**EXERCISE DETAILS:** Set the data down again, exactly as it appears below.

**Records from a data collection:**
###

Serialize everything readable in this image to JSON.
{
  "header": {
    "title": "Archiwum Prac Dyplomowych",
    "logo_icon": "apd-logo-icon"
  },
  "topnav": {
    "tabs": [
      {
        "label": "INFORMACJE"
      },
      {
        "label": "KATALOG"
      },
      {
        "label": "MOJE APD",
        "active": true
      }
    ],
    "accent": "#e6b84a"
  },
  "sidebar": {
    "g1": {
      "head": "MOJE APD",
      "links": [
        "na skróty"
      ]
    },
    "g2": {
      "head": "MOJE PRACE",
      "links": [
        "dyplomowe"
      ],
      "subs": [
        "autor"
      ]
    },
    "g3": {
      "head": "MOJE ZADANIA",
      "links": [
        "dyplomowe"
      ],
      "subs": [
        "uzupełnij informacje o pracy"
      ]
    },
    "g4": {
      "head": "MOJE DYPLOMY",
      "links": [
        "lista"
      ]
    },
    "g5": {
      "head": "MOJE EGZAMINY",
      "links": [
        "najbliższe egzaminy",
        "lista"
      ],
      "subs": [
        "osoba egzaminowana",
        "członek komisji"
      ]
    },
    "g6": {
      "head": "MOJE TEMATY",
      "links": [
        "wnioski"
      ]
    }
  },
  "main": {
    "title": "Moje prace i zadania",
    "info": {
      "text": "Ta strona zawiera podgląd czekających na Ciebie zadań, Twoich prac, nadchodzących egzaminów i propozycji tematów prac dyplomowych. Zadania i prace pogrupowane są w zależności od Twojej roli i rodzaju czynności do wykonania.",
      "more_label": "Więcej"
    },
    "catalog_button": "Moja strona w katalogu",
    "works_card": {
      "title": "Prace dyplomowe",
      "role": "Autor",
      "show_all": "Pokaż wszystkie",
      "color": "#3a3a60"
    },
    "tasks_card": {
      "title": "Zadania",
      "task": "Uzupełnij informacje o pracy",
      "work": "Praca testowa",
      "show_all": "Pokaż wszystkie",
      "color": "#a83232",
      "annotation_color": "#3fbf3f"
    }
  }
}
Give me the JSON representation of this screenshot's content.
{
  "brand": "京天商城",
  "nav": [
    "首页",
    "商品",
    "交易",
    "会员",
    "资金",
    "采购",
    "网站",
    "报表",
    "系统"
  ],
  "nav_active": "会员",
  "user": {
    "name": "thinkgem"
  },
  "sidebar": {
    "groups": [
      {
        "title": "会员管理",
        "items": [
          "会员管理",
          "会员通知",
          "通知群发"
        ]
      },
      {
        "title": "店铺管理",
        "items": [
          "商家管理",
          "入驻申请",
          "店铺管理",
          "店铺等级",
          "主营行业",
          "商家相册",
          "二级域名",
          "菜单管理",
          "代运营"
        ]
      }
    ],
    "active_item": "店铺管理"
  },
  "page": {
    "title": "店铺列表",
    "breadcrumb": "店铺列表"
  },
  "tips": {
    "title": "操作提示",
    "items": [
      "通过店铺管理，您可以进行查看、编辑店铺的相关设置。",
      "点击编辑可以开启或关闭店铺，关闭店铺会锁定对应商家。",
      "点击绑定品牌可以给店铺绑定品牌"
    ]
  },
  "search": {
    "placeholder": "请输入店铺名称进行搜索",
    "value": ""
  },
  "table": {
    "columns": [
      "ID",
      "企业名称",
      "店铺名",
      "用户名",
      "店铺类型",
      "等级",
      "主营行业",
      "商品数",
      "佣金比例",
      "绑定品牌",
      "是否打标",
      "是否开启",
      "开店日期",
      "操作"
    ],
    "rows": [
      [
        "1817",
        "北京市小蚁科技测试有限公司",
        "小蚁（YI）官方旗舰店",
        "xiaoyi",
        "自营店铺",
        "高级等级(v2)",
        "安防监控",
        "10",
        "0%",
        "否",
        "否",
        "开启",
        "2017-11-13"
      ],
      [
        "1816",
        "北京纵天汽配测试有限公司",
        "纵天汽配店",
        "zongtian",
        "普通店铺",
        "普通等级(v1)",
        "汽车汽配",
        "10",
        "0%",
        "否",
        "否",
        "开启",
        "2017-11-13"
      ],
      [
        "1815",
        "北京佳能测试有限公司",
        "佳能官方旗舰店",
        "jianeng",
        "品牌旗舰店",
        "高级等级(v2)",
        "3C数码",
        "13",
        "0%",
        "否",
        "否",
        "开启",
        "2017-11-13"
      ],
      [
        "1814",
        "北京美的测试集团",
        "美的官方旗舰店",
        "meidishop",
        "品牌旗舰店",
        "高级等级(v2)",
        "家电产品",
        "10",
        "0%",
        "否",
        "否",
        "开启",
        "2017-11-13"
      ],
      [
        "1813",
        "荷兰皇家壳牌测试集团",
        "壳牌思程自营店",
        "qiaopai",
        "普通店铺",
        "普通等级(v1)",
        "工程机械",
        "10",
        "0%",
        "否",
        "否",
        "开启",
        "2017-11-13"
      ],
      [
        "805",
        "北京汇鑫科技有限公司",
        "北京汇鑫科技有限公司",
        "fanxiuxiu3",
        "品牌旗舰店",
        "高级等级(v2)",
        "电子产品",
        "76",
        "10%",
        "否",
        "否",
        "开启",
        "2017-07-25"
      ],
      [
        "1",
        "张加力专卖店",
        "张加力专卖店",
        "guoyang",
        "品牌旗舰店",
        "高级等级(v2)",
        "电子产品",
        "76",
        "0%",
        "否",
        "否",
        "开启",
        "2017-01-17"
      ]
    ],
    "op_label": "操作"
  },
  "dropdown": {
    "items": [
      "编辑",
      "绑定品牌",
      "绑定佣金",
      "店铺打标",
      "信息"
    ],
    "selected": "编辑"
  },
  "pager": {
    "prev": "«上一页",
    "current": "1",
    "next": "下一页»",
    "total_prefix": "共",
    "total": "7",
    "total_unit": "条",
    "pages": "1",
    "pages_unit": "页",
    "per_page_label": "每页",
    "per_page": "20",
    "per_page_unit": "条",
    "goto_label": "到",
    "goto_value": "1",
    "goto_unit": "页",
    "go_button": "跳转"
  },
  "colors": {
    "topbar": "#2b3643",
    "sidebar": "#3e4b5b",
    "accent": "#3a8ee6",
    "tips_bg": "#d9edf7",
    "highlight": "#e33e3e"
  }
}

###

**TASK OUTPUT:**
Serialize everything readable in this image to JSON.
{
  "header": {
    "title": "Archiwum Prac Dyplomowych",
    "logo_icon": "apd-logo-icon"
  },
  "topnav": {
    "tabs": [
      {
        "label": "INFORMACJE"
      },
      {
        "label": "KATALOG"
      },
      {
        "label": "MOJE APD",
        "active": true
      }
    ],
    "accent": "#e6b84a"
  },
  "sidebar": {
    "g1": {
      "head": "MOJE APD",
      "links": [
        "na skróty"
      ]
    },
    "g2": {
      "head": "MOJE PRACE",
      "links": [
        "dyplomowe"
      ],
      "subs": [
        "autor"
      ]
    },
    "g3": {
      "head": "MOJE ZADANIA",
      "links": [
        "dyplomowe"
      ],
      "subs": [
        "uzupełnij informacje o pracy"
      ]
    },
    "g4": {
      "head": "MOJE DYPLOMY",
      "links": [
        "lista"
      ]
    },
    "g5": {
      "head": "MOJE EGZAMINY",
      "links": [
        "najbliższe egzaminy",
        "lista"
      ],
      "subs": [
        "osoba egzaminowana",
        "członek komisji"
      ]
    },
    "g6": {
      "head": "MOJE TEMATY",
      "links": [
        "wnioski"
      ]
    }
  },
  "main": {
    "title": "Moje prace i zadania",
    "info": {
      "text": "Ta strona zawiera podgląd czekających na Ciebie zadań, Twoich prac, nadchodzących egzaminów i propozycji tematów prac dyplomowych. Zadania i prace pogrupowane są w zależności od Twojej roli i rodzaju czynności do wykonania.",
      "more_label": "Więcej"
    },
    "catalog_button": "Moja strona w katalogu",
    "works_card": {
      "title": "Prace dyplomowe",
      "role": "Autor",
      "show_all": "Pokaż wszystkie",
      "color": "#3a3a60"
    },
    "tasks_card": {
      "title": "Zadania",
      "task": "Uzupełnij informacje o pracy",
      "work": "Praca testowa",
      "show_all": "Pokaż wszystkie",
      "color": "#a83232",
      "annotation_color": "#3fbf3f"
    }
  }
}
Give me the JSON representation of this screenshot's content.
{
  "brand": "京天商城",
  "nav": [
    "首页",
    "商品",
    "交易",
    "会员",
    "资金",
    "采购",
    "网站",
    "报表",
    "系统"
  ],
  "nav_active": "会员",
  "user": {
    "name": "thinkgem"
  },
  "sidebar": {
    "groups": [
      {
        "title": "会员管理",
        "items": [
          "会员管理",
          "会员通知",
          "通知群发"
        ]
      },
      {
        "title": "店铺管理",
        "items": [
          "商家管理",
          "入驻申请",
          "店铺管理",
          "店铺等级",
          "主营行业",
          "商家相册",
          "二级域名",
          "菜单管理",
          "代运营"
        ]
      }
    ],
    "active_item": "店铺管理"
  },
  "page": {
    "title": "店铺列表",
    "breadcrumb": "店铺列表"
  },
  "tips": {
    "title": "操作提示",
    "items": [
      "通过店铺管理，您可以进行查看、编辑店铺的相关设置。",
      "点击编辑可以开启或关闭店铺，关闭店铺会锁定对应商家。",
      "点击绑定品牌可以给店铺绑定品牌"
    ]
  },
  "search": {
    "placeholder": "请输入店铺名称进行搜索",
    "value": ""
  },
  "table": {
    "columns": [
      "ID",
      "企业名称",
      "店铺名",
      "用户名",
      "店铺类型",
      "等级",
      "主营行业",
      "商品数",
      "佣金比例",
      "绑定品牌",
      "是否打标",
      "是否开启",
      "开店日期",
      "操作"
    ],
    "rows": [
      [
        "1817",
        "北京市小蚁科技测试有限公司",
        "小蚁（YI）官方旗舰店",
        "xiaoyi",
        "自营店铺",
        "高级等级(v2)",
        "安防监控",
        "10",
        "0%",
        "否",
        "否",
        "开启",
        "2017-11-13"
      ],
      [
        "1816",
        "北京纵天汽配测试有限公司",
        "纵天汽配店",
        "zongtian",
        "普通店铺",
        "普通等级(v1)",
        "汽车汽配",
        "10",
        "0%",
        "否",
        "否",
        "开启",
        "2017-11-13"
      ],
      [
        "1815",
        "北京佳能测试有限公司",
        "佳能官方旗舰店",
        "jianeng",
        "品牌旗舰店",
        "高级等级(v2)",
        "3C数码",
        "13",
        "0%",
        "否",
        "否",
        "开启",
        "2017-11-13"
      ],
      [
        "1814",
        "北京美的测试集团",
        "美的官方旗舰店",
        "meidishop",
        "品牌旗舰店",
        "高级等级(v2)",
        "家电产品",
        "10",
        "0%",
        "否",
        "否",
        "开启",
        "2017-11-13"
      ],
      [
        "1813",
        "荷兰皇家壳牌测试集团",
        "壳牌思程自营店",
        "qiaopai",
        "普通店铺",
        "普通等级(v1)",
        "工程机械",
        "10",
        "0%",
        "否",
        "否",
        "开启",
        "2017-11-13"
      ],
      [
        "805",
        "北京汇鑫科技有限公司",
        "北京汇鑫科技有限公司",
        "fanxiuxiu3",
        "品牌旗舰店",
        "高级等级(v2)",
        "电子产品",
        "76",
        "10%",
        "否",
        "否",
        "开启",
        "2017-07-25"
      ],
      [
        "1",
        "张加力专卖店",
        "张加力专卖店",
        "guoyang",
        "品牌旗舰店",
        "高级等级(v2)",
        "电子产品",
        "76",
        "0%",
        "否",
        "否",
        "开启",
        "2017-01-17"
      ]
    ],
    "op_label": "操作"
  },
  "dropdown": {
    "items": [
      "编辑",
      "绑定品牌",
      "绑定佣金",
      "店铺打标",
      "信息"
    ],
    "selected": "编辑"
  },
  "pager": {
    "prev": "«上一页",
    "current": "1",
    "next": "下一页»",
    "total_prefix": "共",
    "total": "7",
    "total_unit": "条",
    "pages": "1",
    "pages_unit": "页",
    "per_page_label": "每页",
    "per_page": "20",
    "per_page_unit": "条",
    "goto_label": "到",
    "goto_value": "1",
    "goto_unit": "页",
    "go_button": "跳转"
  },
  "colors": {
    "topbar": "#2b3643",
    "sidebar": "#3e4b5b",
    "accent": "#3a8ee6",
    "tips_bg": "#d9edf7",
    "highlight": "#e33e3e"
  }
}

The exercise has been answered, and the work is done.